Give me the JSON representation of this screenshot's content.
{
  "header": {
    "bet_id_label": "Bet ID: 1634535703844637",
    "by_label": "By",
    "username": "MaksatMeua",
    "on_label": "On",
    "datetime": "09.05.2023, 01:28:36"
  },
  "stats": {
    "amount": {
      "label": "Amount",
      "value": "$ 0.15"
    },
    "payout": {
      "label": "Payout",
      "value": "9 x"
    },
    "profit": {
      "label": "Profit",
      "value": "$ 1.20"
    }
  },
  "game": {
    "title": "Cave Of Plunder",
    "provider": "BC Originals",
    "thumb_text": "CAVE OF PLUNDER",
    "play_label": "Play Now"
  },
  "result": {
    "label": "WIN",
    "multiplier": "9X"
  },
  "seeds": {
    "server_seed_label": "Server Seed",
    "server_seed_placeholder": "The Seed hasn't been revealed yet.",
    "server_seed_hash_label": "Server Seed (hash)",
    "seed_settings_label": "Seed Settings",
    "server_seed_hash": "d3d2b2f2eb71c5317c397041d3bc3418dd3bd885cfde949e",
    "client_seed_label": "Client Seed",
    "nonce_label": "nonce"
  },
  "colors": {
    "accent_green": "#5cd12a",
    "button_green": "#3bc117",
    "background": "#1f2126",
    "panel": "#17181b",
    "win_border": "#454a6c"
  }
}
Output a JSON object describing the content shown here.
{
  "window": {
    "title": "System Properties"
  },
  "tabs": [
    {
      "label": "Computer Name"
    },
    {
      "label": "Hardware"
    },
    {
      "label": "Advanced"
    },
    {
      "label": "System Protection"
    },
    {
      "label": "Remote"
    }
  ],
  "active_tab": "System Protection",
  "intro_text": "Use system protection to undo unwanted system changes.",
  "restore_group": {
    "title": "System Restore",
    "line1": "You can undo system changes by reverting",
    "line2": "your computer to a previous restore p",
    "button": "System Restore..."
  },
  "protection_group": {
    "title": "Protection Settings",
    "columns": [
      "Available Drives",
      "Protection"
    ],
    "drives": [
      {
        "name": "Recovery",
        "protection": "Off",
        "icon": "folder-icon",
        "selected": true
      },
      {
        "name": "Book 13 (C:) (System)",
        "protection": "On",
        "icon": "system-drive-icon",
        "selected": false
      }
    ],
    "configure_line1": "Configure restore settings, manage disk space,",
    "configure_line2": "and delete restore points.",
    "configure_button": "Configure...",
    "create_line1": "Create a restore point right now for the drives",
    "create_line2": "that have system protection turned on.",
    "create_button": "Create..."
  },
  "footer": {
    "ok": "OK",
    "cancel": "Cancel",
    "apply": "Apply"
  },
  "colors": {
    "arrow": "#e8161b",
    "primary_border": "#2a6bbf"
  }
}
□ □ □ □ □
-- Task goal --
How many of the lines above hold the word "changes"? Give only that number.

-- Result of the task --
2